Potentially historic spring snowstorm arrives Thursday night – CBS Denver
DENVER (CBS4) – A cold front originating in Alaska will reach Colorado on Thursday evening. Before the front arrives, it will be very dry, very hot and sometimes very windy, which will cause a critical fire danger.
CBS4’s weather team declared a first day of weather warning on Thursday due to the danger of fire and Friday a first day of weather warning due to cold, rain and snow.
Almost the entire state of Colorado has a red flag warning from 11 a.m. to 8 p.m. Thursday, including the Denver metro area. West winds blowing up to 40 mph with very dry air and unusually warm temperatures will push the fire danger into the critical category. If a fire were to break out on Thursday, it could grow very quickly and be difficult for firefighters to control. Any outdoor activity that could produce a spark should be avoided until Thursday evening.
After the arrival of the cold front, attention will quickly shift from fire danger to truly wintry weather.
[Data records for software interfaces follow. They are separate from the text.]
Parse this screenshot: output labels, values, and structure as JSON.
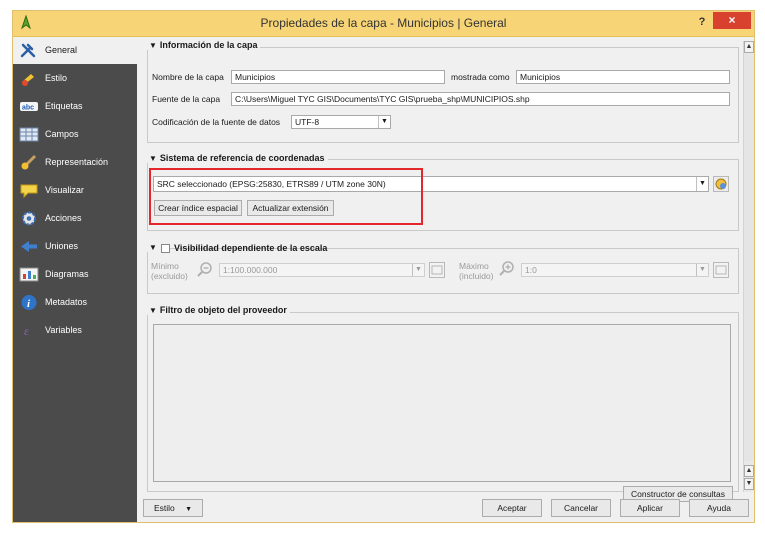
{
  "window": {
    "title": "Propiedades de la capa - Municipios | General",
    "help": "?",
    "close": "×"
  },
  "sidebar": {
    "items": [
      {
        "label": "General",
        "icon": "wrench-icon"
      },
      {
        "label": "Estilo",
        "icon": "style-brush-icon"
      },
      {
        "label": "Etiquetas",
        "icon": "labels-abc-icon"
      },
      {
        "label": "Campos",
        "icon": "table-fields-icon"
      },
      {
        "label": "Representación",
        "icon": "render-brush-icon"
      },
      {
        "label": "Visualizar",
        "icon": "speech-bubble-icon"
      },
      {
        "label": "Acciones",
        "icon": "gear-action-icon"
      },
      {
        "label": "Uniones",
        "icon": "join-arrow-icon"
      },
      {
        "label": "Diagramas",
        "icon": "diagram-icon"
      },
      {
        "label": "Metadatos",
        "icon": "info-icon"
      },
      {
        "label": "Variables",
        "icon": "variables-icon"
      }
    ]
  },
  "layer_info": {
    "title": "Información de la capa",
    "name_label": "Nombre de la capa",
    "name_value": "Municipios",
    "shown_as_label": "mostrada como",
    "shown_as_value": "Municipios",
    "source_label": "Fuente de la capa",
    "source_value": "C:\\Users\\Miguel TYC GIS\\Documents\\TYC GIS\\prueba_shp\\MUNICIPIOS.shp",
    "encoding_label": "Codificación de la fuente de datos",
    "encoding_value": "UTF-8"
  },
  "crs": {
    "title": "Sistema de referencia de coordenadas",
    "selected": "SRC seleccionado (EPSG:25830, ETRS89 / UTM zone 30N)",
    "create_index": "Crear índice espacial",
    "update_extent": "Actualizar extensión"
  },
  "scale": {
    "title": "Visibilidad dependiente de la escala",
    "min_label_1": "Mínimo",
    "min_label_2": "(excluido)",
    "min_value": "1:100.000.000",
    "max_label_1": "Máximo",
    "max_label_2": "(incluido)",
    "max_value": "1:0"
  },
  "filter": {
    "title": "Filtro de objeto del proveedor",
    "query_builder": "Constructor de consultas"
  },
  "footer": {
    "style": "Estilo",
    "accept": "Aceptar",
    "cancel": "Cancelar",
    "apply": "Aplicar",
    "help": "Ayuda"
  },
  "colors": {
    "titlebar": "#f7d576",
    "close": "#d9412f",
    "sidebar": "#4b4b4b",
    "highlight": "#e3272b"
  }
}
Snow will spread to the mountains of northern Colorado early Friday morning and rain is expected to develop around Fort Collins, Loveland and Greeley by dawn Friday.
The rain will then gradually move south towards the Denver metro area until noon as snow in the mountains as well as the foothills of Boulder and Larimer counties intensify.
The heaviest snow in the high country is expected to be around Rocky Mountain National Park, including Estes Park, Glendevey, Ward, Nederland and Red Feather Lakes. These areas are expected to have 12 to 24 inches of snow with wind gusts of up to 35 mph making travel difficult if not impossible. The I-80 corridor in Wyoming west of Cheyenne also has a winter storm warning for 5 to 12 inches of snowfall.
Elsewhere, there is a winter storm watch, including areas of Denver, Boulder and Fort Collins. Snow totals are far from certain and there will likely be a wide variety of snow amounts depending on when the transition from rain to snow occurs in specific areas and how much snow melts before until the ground is cold enough to support the accumulation.
The forecast schedule for the Urban Corridor is rain at sunrise Friday around Fort Collins, Loveland and Greeley. Then the rain will then move south towards the Denver metro area around noon and rain showers are expected in the afternoon and probably in the evening path as well. Eventually the rain will mix with snow and then change to snow from Friday evening to Saturday morning before returning to rain later in the day on Saturday.
The potential exists for at least 4 inches of slush in Denver, which would be the most snow this late in the season since May 29, 1975.
Undoubtedly, the greatest impacts in terms of travel conditions, possible tree damage, and possible power outages will be above 7,000 feet, including in the foothills and along the highest parts of the Palmer Divide. Much more uncertainty exists for low-level snowfall totals and therefore impacts, including the Denver metro area.
In addition to the wet weather, temperatures will be exceptionally cold on Friday and Saturday. High temperatures will only be in the 30s and 40s and overnight lows will be at least a degree or two below zero. The coldest temperatures will occur Sunday morning when the Denver area could experience a hard freeze. Sprinkler systems should be closed this weekend (but do not need to be drained) and sensitive or newly planned plants and flowers should be protected.
Saturday night and Sunday will be much drier overall, but there is still a chance of showers as the choppy weather remains over Colorado well into next week.